On Wednesday, John Miller was released from prison and greeted by his family who fought for his innocence every day he remained behind bars.
"I'm very happy and excited that after 21 years I'm finally being heard and that my innocence has reached the surface," said John Miller. "I'm going home to my family. I'm overwhelmed, excited, and happy. I have a good team who helped me through this. Without them, I don't know what would have happened or where I would have been."
In 1998, a jury found Miller guilty of second-degree murder in the 1996 slaying of Anthony Mullen, a parking lot attendant who was shot and killed near 30th Street Station.
For the past eight years, Tom Gallagher of the Center City law firm Pepper Hamilton worked pro bono on the case with the Pennsylvania Innocence Project. Miller's case hung largely on the statement from a former family friend who said Miller shot Mullen but the witness recanted at trial.
Yesterday, Chester Hollman's murder conviction was also overturned.

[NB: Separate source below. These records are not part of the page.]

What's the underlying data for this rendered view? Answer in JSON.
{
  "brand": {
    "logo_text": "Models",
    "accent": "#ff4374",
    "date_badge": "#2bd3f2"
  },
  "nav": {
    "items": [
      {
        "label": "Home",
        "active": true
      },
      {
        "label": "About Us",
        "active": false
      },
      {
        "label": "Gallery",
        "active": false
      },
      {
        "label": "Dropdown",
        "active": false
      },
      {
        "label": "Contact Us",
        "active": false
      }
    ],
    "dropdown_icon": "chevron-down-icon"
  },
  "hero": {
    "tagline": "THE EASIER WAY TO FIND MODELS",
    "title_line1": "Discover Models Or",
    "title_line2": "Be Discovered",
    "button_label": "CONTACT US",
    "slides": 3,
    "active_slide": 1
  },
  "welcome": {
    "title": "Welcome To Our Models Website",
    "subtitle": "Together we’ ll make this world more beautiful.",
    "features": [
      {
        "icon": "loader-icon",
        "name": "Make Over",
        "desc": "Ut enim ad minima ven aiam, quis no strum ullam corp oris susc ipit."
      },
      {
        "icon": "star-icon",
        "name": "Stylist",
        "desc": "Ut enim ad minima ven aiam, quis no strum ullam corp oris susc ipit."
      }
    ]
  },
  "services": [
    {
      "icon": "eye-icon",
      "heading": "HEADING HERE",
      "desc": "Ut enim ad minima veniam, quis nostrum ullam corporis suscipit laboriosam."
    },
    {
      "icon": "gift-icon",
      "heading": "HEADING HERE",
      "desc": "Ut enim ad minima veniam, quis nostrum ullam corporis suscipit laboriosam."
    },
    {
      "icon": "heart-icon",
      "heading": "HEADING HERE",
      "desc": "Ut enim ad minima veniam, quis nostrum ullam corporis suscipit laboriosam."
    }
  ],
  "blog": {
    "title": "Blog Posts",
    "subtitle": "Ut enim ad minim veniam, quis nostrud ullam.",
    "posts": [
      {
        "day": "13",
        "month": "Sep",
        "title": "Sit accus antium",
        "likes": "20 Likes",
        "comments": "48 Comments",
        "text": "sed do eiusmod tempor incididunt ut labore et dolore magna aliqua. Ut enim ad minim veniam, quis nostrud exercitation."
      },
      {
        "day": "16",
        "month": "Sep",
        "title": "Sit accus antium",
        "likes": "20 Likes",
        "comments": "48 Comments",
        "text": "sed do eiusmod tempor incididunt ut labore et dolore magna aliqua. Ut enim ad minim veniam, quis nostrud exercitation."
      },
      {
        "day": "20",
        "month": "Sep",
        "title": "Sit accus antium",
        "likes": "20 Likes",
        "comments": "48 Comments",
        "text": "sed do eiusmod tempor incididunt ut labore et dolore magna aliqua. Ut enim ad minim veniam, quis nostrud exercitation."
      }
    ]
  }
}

He served 28 years for a murder he did not commit.
"We are trying to create a system so we can systematically look at these cases and determine whether or not the case has any merit or if it doesn't," said Patricia Cummings, who heads the Philadelphia District Attorney's Office's newly expanded Conviction Integrity Unit.
Cummings says they keep the victims in mind and have resources to help them deal with the inevitable reopening of old wounds when they learn a loved one's case may suddenly become unsolved.
In total there have been nine exonerations since District Attorney Larry Krasner was elected.
Nilam Sanghvi of the Pennsylvania Innocence Project said they expect more exonerations to come.
"We have 6,000 people who have written to us asking us to review their cases since 2009. We have about 40 clients that are actively representing in court or asking the DA's office to take another look at their cases," said Sanghvi.
Lynne Abraham was the district attorney for both these convictions.
Abraham told Action News, "The court has spoken and there is really nothing else to say."